(Data records for software interfaces)
-*-
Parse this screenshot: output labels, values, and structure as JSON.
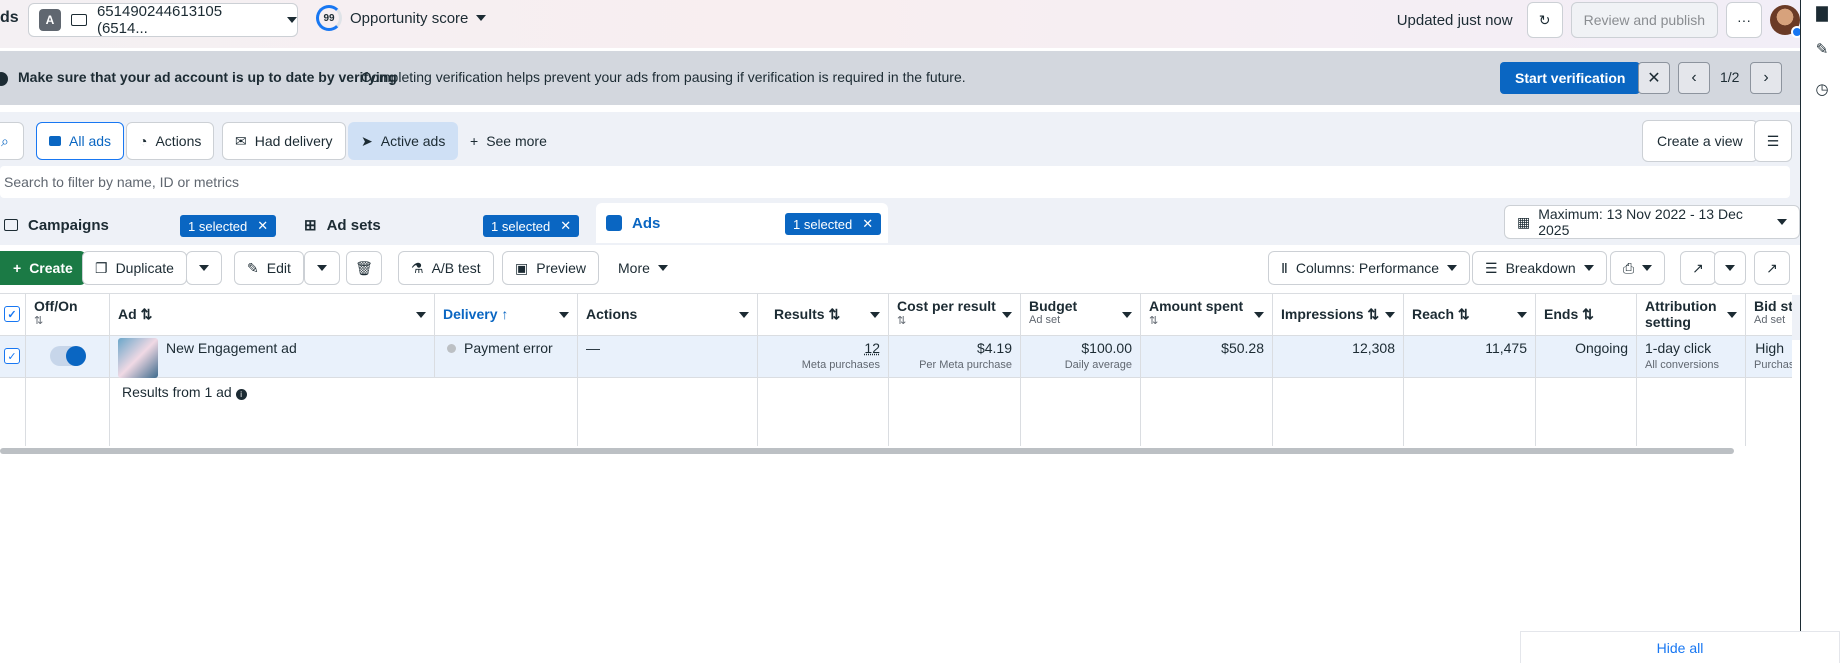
{
  "topbar": {
    "brand": "ds",
    "account_badge": "A",
    "account_label": "651490244613105 (6514...",
    "opportunity_score": "99",
    "opportunity_label": "Opportunity score",
    "updated": "Updated just now",
    "review_publish": "Review and publish",
    "more": "···"
  },
  "banner": {
    "bold": "Make sure that your ad account is up to date by verifying",
    "text": "Completing verification helps prevent your ads from pausing if verification is required in the future.",
    "cta": "Start verification",
    "pager": "1/2"
  },
  "filters": {
    "all_ads": "All ads",
    "actions": "Actions",
    "had_delivery": "Had delivery",
    "active_ads": "Active ads",
    "see_more": "See more",
    "create_view": "Create a view",
    "search_placeholder": "Search to filter by name, ID or metrics"
  },
  "tabs": [
    {
      "label": "Campaigns",
      "selected": "1 selected"
    },
    {
      "label": "Ad sets",
      "selected": "1 selected"
    },
    {
      "label": "Ads",
      "selected": "1 selected"
    }
  ],
  "date_range": "Maximum: 13 Nov 2022 - 13 Dec 2025",
  "toolbar": {
    "create": "Create",
    "duplicate": "Duplicate",
    "edit": "Edit",
    "ab_test": "A/B test",
    "preview": "Preview",
    "more": "More",
    "columns": "Columns: Performance",
    "breakdown": "Breakdown"
  },
  "table": {
    "headers": {
      "offon": "Off/On",
      "ad": "Ad",
      "delivery": "Delivery",
      "actions": "Actions",
      "results": "Results",
      "cost": "Cost per result",
      "budget": "Budget",
      "budget_sub": "Ad set",
      "spent": "Amount spent",
      "impressions": "Impressions",
      "reach": "Reach",
      "ends": "Ends",
      "attribution": "Attribution setting",
      "bid": "Bid stra",
      "bid_sub": "Ad set"
    },
    "row": {
      "ad_name": "New Engagement ad",
      "delivery": "Payment error",
      "actions": "—",
      "results": "12",
      "results_sub": "Meta purchases",
      "cost": "$4.19",
      "cost_sub": "Per Meta purchase",
      "budget": "$100.00",
      "budget_sub": "Daily average",
      "spent": "$50.28",
      "impressions": "12,308",
      "reach": "11,475",
      "ends": "Ongoing",
      "attribution": "1-day click",
      "attribution_sub": "All conversions",
      "bid": "High",
      "bid_sub": "Purchase"
    },
    "footer": "Results from 1 ad"
  },
  "hide_all": "Hide all",
  "colors": {
    "accent": "#0a66c2",
    "create": "#1b7a45",
    "banner": "#d3d7de"
  }
}
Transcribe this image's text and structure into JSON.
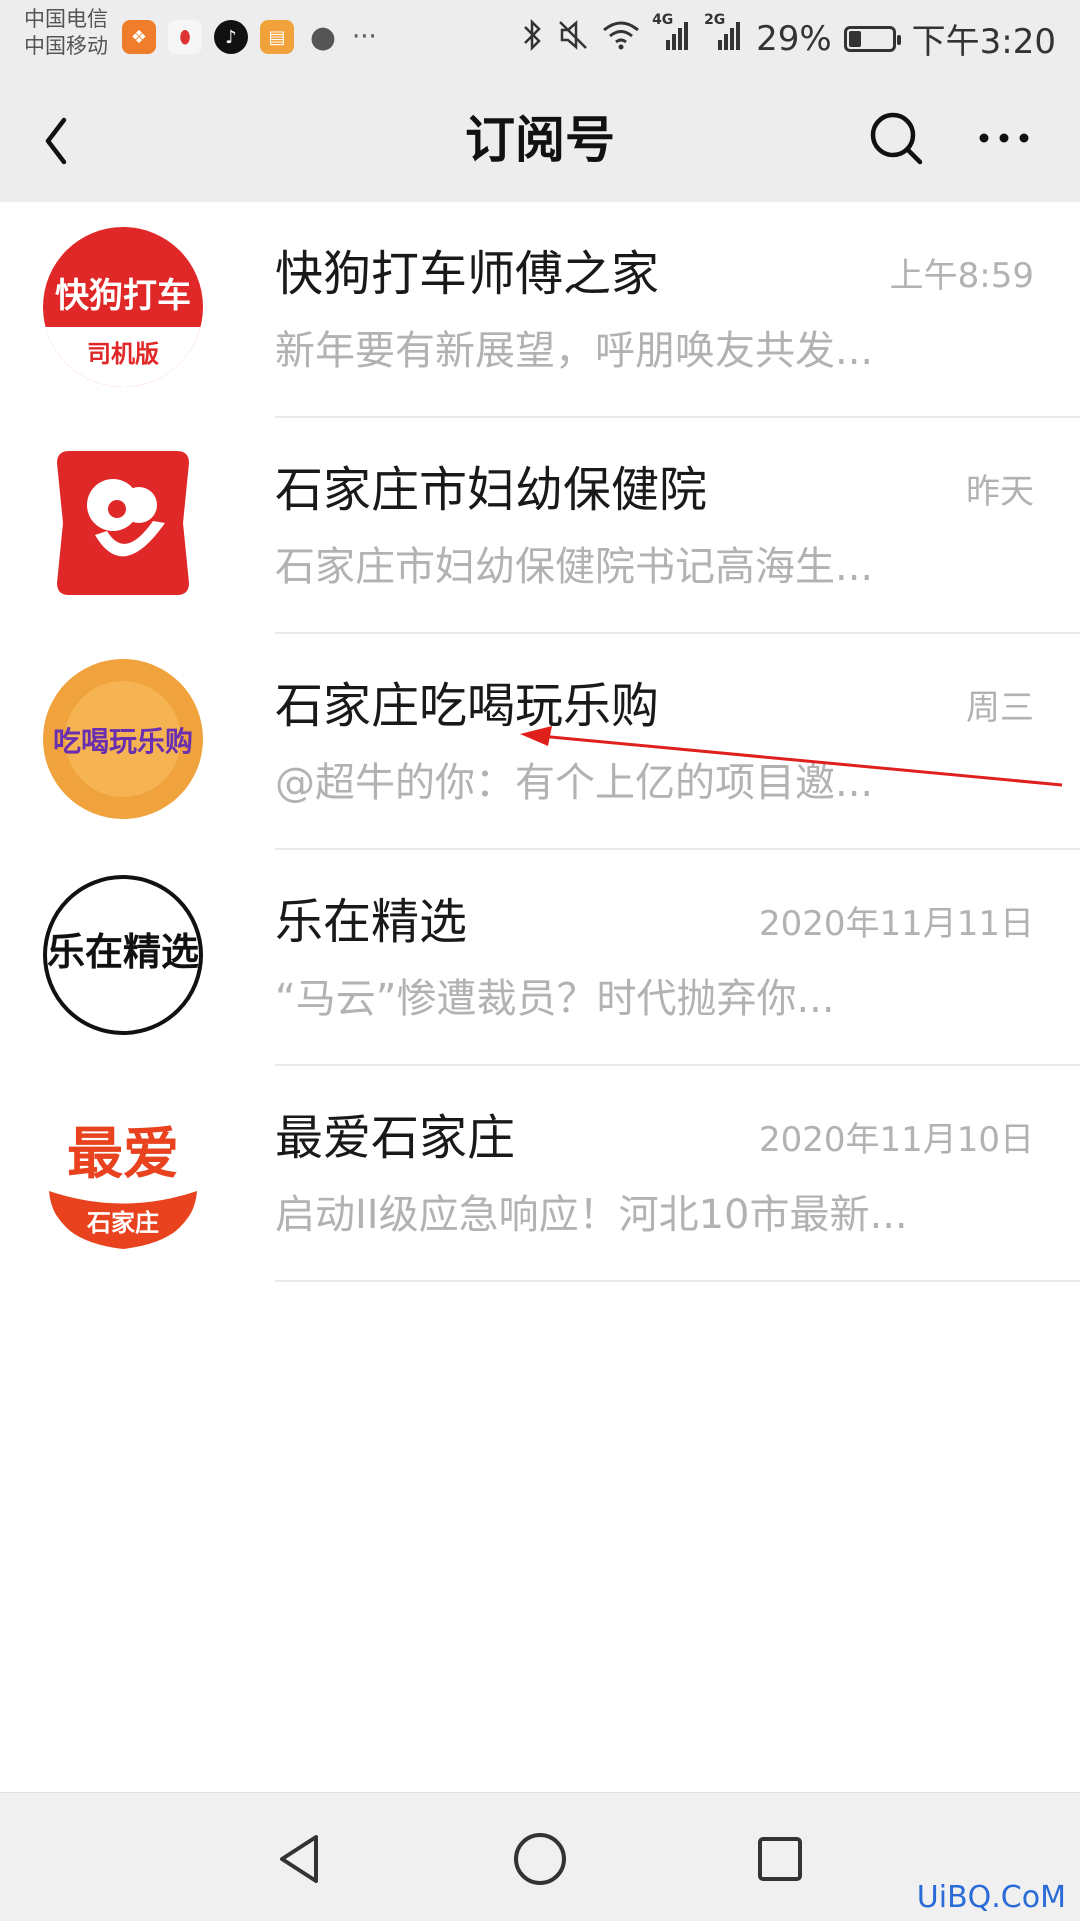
{
  "status_bar": {
    "carrier_line1": "中国电信",
    "carrier_line2": "中国移动",
    "notification_icons": [
      "app-icon-orange",
      "app-icon-map",
      "tiktok-icon",
      "app-icon-tools",
      "chat-bubble-icon",
      "more-notifications"
    ],
    "network_4g": "4G",
    "network_2g": "2G",
    "battery_percent": "29%",
    "battery_level": 0.29,
    "time": "下午3:20"
  },
  "header": {
    "title": "订阅号"
  },
  "subscriptions": [
    {
      "name": "快狗打车师傅之家",
      "time": "上午8:59",
      "preview": "新年要有新展望，呼朋唤友共发...",
      "avatar_text": "快狗打车",
      "avatar_subtext": "司机版",
      "accent": "#e02828"
    },
    {
      "name": "石家庄市妇幼保健院",
      "time": "昨天",
      "preview": "石家庄市妇幼保健院书记高海生...",
      "accent": "#e02828"
    },
    {
      "name": "石家庄吃喝玩乐购",
      "time": "周三",
      "preview": "@超牛的你：有个上亿的项目邀...",
      "avatar_text": "吃喝玩乐购",
      "accent": "#f0a23c"
    },
    {
      "name": "乐在精选",
      "time": "2020年11月11日",
      "preview": "“马云”惨遭裁员？时代抛弃你...",
      "avatar_text": "乐在精选",
      "accent": "#111111"
    },
    {
      "name": "最爱石家庄",
      "time": "2020年11月10日",
      "preview": "启动II级应急响应！河北10市最新...",
      "avatar_text": "最爱",
      "avatar_subtext": "石家庄",
      "accent": "#e8421f"
    }
  ],
  "navigation": {
    "back": "back-triangle-icon",
    "home": "home-circle-icon",
    "recents": "recents-square-icon"
  },
  "watermark": "UiBQ.CoM",
  "colors": {
    "header_bg": "#ededed",
    "annotation_arrow": "#e0201c"
  }
}
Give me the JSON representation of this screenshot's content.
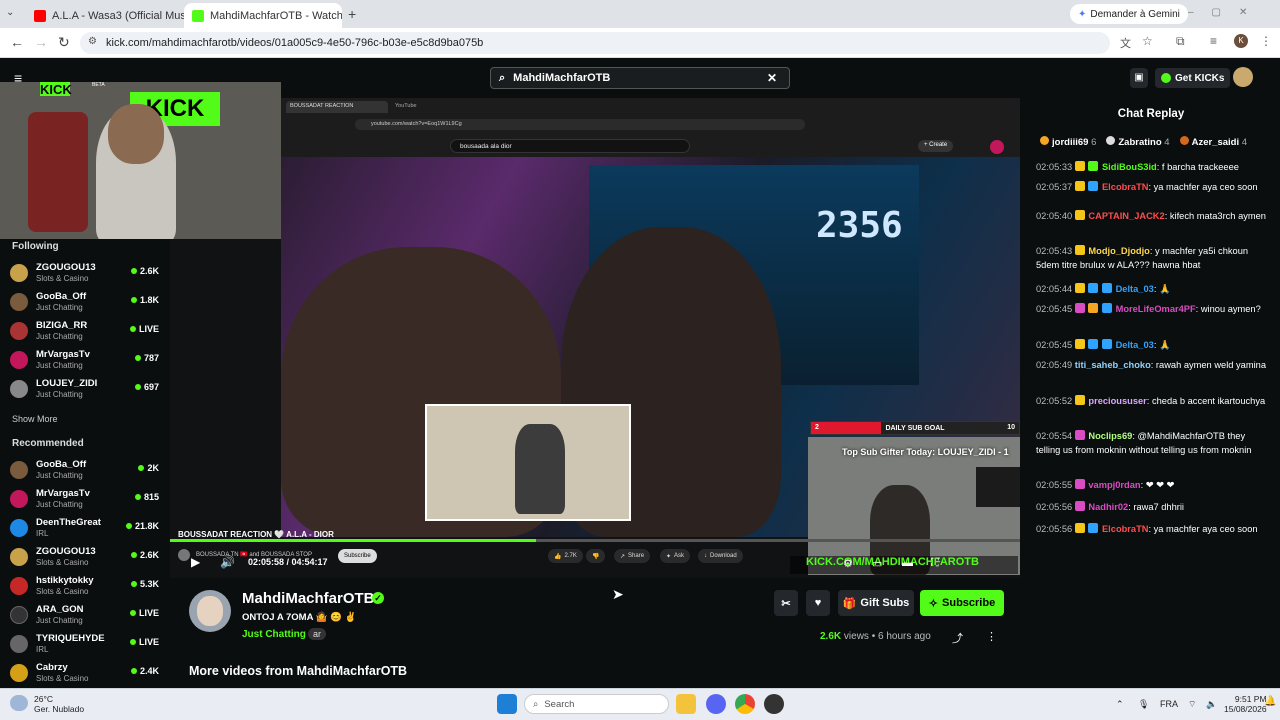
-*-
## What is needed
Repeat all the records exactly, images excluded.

## Task solution
Parse this screenshot: output labels, values, and structure as JSON.
{
  "topbar": {
    "brand": "ds",
    "account_badge": "A",
    "account_label": "651490244613105 (6514...",
    "opportunity_score": "99",
    "opportunity_label": "Opportunity score",
    "updated": "Updated just now",
    "review_publish": "Review and publish",
    "more": "···"
  },
  "banner": {
    "bold": "Make sure that your ad account is up to date by verifying",
    "text": "Completing verification helps prevent your ads from pausing if verification is required in the future.",
    "cta": "Start verification",
    "pager": "1/2"
  },
  "filters": {
    "all_ads": "All ads",
    "actions": "Actions",
    "had_delivery": "Had delivery",
    "active_ads": "Active ads",
    "see_more": "See more",
    "create_view": "Create a view",
    "search_placeholder": "Search to filter by name, ID or metrics"
  },
  "tabs": [
    {
      "label": "Campaigns",
      "selected": "1 selected"
    },
    {
      "label": "Ad sets",
      "selected": "1 selected"
    },
    {
      "label": "Ads",
      "selected": "1 selected"
    }
  ],
  "date_range": "Maximum: 13 Nov 2022 - 13 Dec 2025",
  "toolbar": {
    "create": "Create",
    "duplicate": "Duplicate",
    "edit": "Edit",
    "ab_test": "A/B test",
    "preview": "Preview",
    "more": "More",
    "columns": "Columns: Performance",
    "breakdown": "Breakdown"
  },
  "table": {
    "headers": {
      "offon": "Off/On",
      "ad": "Ad",
      "delivery": "Delivery",
      "actions": "Actions",
      "results": "Results",
      "cost": "Cost per result",
      "budget": "Budget",
      "budget_sub": "Ad set",
      "spent": "Amount spent",
      "impressions": "Impressions",
      "reach": "Reach",
      "ends": "Ends",
      "attribution": "Attribution setting",
      "bid": "Bid stra",
      "bid_sub": "Ad set"
    },
    "row": {
      "ad_name": "New Engagement ad",
      "delivery": "Payment error",
      "actions": "—",
      "results": "12",
      "results_sub": "Meta purchases",
      "cost": "$4.19",
      "cost_sub": "Per Meta purchase",
      "budget": "$100.00",
      "budget_sub": "Daily average",
      "spent": "$50.28",
      "impressions": "12,308",
      "reach": "11,475",
      "ends": "Ongoing",
      "attribution": "1-day click",
      "attribution_sub": "All conversions",
      "bid": "High",
      "bid_sub": "Purchase"
    },
    "footer": "Results from 1 ad"
  },
  "hide_all": "Hide all",
  "colors": {
    "accent": "#0a66c2",
    "create": "#1b7a45",
    "banner": "#d3d7de"
  }
}
Transcribe this image's text and structure into JSON.
{
  "status_bar": {
    "carrier_line1": "中国电信",
    "carrier_line2": "中国移动",
    "notification_icons": [
      "app-icon-orange",
      "app-icon-map",
      "tiktok-icon",
      "app-icon-tools",
      "chat-bubble-icon",
      "more-notifications"
    ],
    "network_4g": "4G",
    "network_2g": "2G",
    "battery_percent": "29%",
    "battery_level": 0.29,
    "time": "下午3:20"
  },
  "header": {
    "title": "订阅号"
  },
  "subscriptions": [
    {
      "name": "快狗打车师傅之家",
      "time": "上午8:59",
      "preview": "新年要有新展望，呼朋唤友共发...",
      "avatar_text": "快狗打车",
      "avatar_subtext": "司机版",
      "accent": "#e02828"
    },
    {
      "name": "石家庄市妇幼保健院",
      "time": "昨天",
      "preview": "石家庄市妇幼保健院书记高海生...",
      "accent": "#e02828"
    },
    {
      "name": "石家庄吃喝玩乐购",
      "time": "周三",
      "preview": "@超牛的你：有个上亿的项目邀...",
      "avatar_text": "吃喝玩乐购",
      "accent": "#f0a23c"
    },
    {
      "name": "乐在精选",
      "time": "2020年11月11日",
      "preview": "“马云”惨遭裁员？时代抛弃你...",
      "avatar_text": "乐在精选",
      "accent": "#111111"
    },
    {
      "name": "最爱石家庄",
      "time": "2020年11月10日",
      "preview": "启动II级应急响应！河北10市最新...",
      "avatar_text": "最爱",
      "avatar_subtext": "石家庄",
      "accent": "#e8421f"
    }
  ],
  "navigation": {
    "back": "back-triangle-icon",
    "home": "home-circle-icon",
    "recents": "recents-square-icon"
  },
  "watermark": "UiBQ.CoM",
  "colors": {
    "header_bg": "#ededed",
    "annotation_arrow": "#e0201c"
  }
}
Give me the JSON representation of this screenshot's content.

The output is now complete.